INPUT FOR THIS TASK:
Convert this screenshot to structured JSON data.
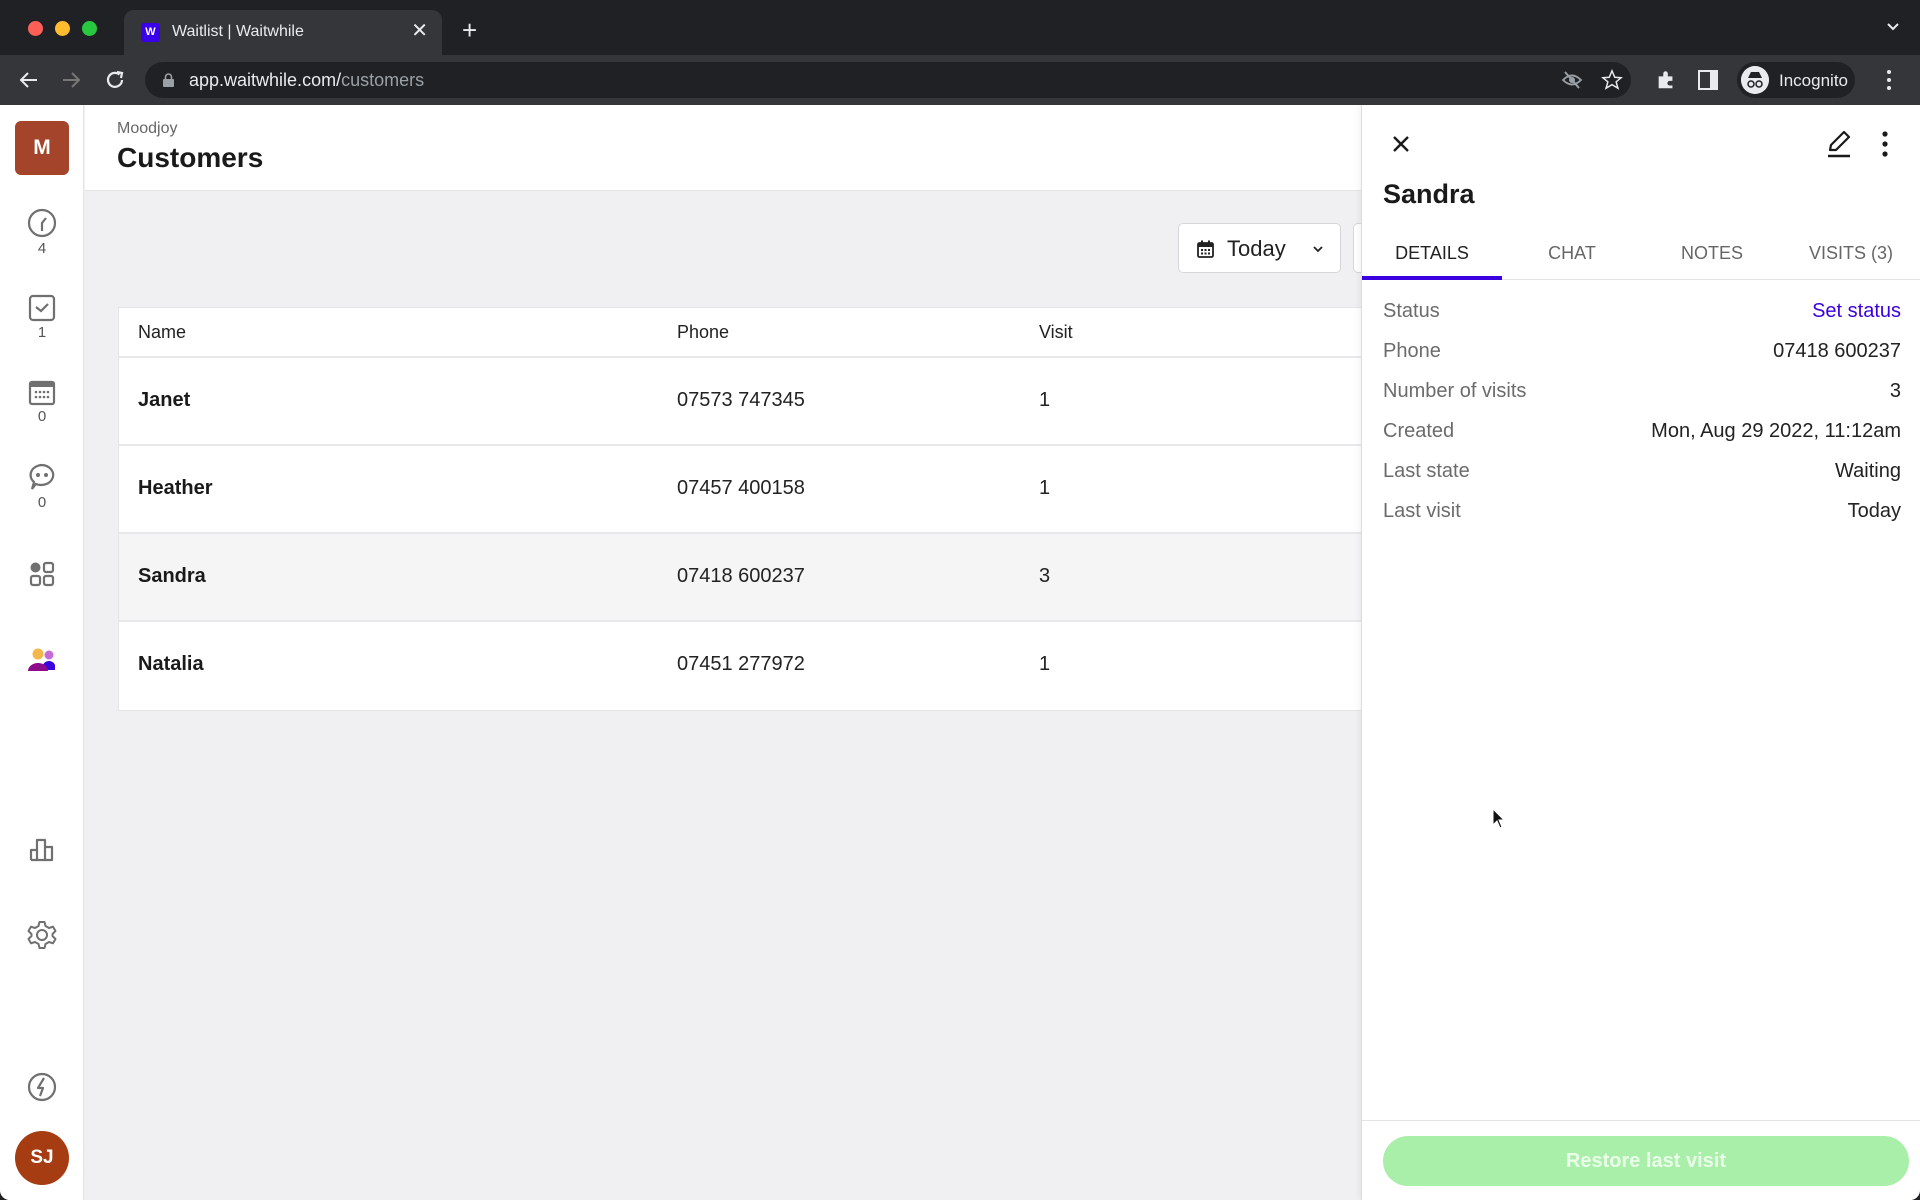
{
  "browser": {
    "tab_title": "Waitlist | Waitwhile",
    "favicon_letter": "W",
    "new_tab_label": "+",
    "url_host": "app.waitwhile.com/",
    "url_path": "customers",
    "profile_label": "Incognito"
  },
  "sidebar": {
    "org_initial": "M",
    "items": [
      {
        "name": "waitlist",
        "icon": "clock-icon",
        "count": "4"
      },
      {
        "name": "served",
        "icon": "check-square-icon",
        "count": "1"
      },
      {
        "name": "bookings",
        "icon": "calendar-icon",
        "count": "0"
      },
      {
        "name": "messages",
        "icon": "chat-bubble-icon",
        "count": "0"
      },
      {
        "name": "apps",
        "icon": "grid-icon"
      },
      {
        "name": "customers",
        "icon": "customers-icon",
        "active": true
      },
      {
        "name": "analytics",
        "icon": "bar-chart-icon"
      },
      {
        "name": "settings",
        "icon": "gear-icon"
      },
      {
        "name": "whats-new",
        "icon": "lightning-icon"
      }
    ],
    "user_initials": "SJ"
  },
  "header": {
    "org_name": "Moodjoy",
    "title": "Customers"
  },
  "filter": {
    "date_label": "Today"
  },
  "table": {
    "columns": [
      "Name",
      "Phone",
      "Visit"
    ],
    "rows": [
      {
        "name": "Janet",
        "phone": "07573 747345",
        "visits": "1"
      },
      {
        "name": "Heather",
        "phone": "07457 400158",
        "visits": "1"
      },
      {
        "name": "Sandra",
        "phone": "07418 600237",
        "visits": "3",
        "selected": true
      },
      {
        "name": "Natalia",
        "phone": "07451 277972",
        "visits": "1"
      }
    ]
  },
  "panel": {
    "customer_name": "Sandra",
    "tabs": [
      "DETAILS",
      "CHAT",
      "NOTES",
      "VISITS (3)"
    ],
    "active_tab": "DETAILS",
    "details": [
      {
        "label": "Status",
        "value": "Set status",
        "link": true
      },
      {
        "label": "Phone",
        "value": "07418 600237"
      },
      {
        "label": "Number of visits",
        "value": "3"
      },
      {
        "label": "Created",
        "value": "Mon, Aug 29 2022, 11:12am"
      },
      {
        "label": "Last state",
        "value": "Waiting"
      },
      {
        "label": "Last visit",
        "value": "Today"
      }
    ],
    "restore_label": "Restore last visit"
  },
  "colors": {
    "accent": "#3a00e0",
    "org_avatar": "#a4442a",
    "user_avatar": "#a53c12",
    "restore_button": "#a9eea9"
  }
}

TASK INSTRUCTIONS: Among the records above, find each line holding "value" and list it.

RESPONSE FOR THIS EXERCISE:
        "value": "Set status",
        "value": "07418 600237"
        "value": "3"
        "value": "Mon, Aug 29 2022, 11:12am"
        "value": "Waiting"
        "value": "Today"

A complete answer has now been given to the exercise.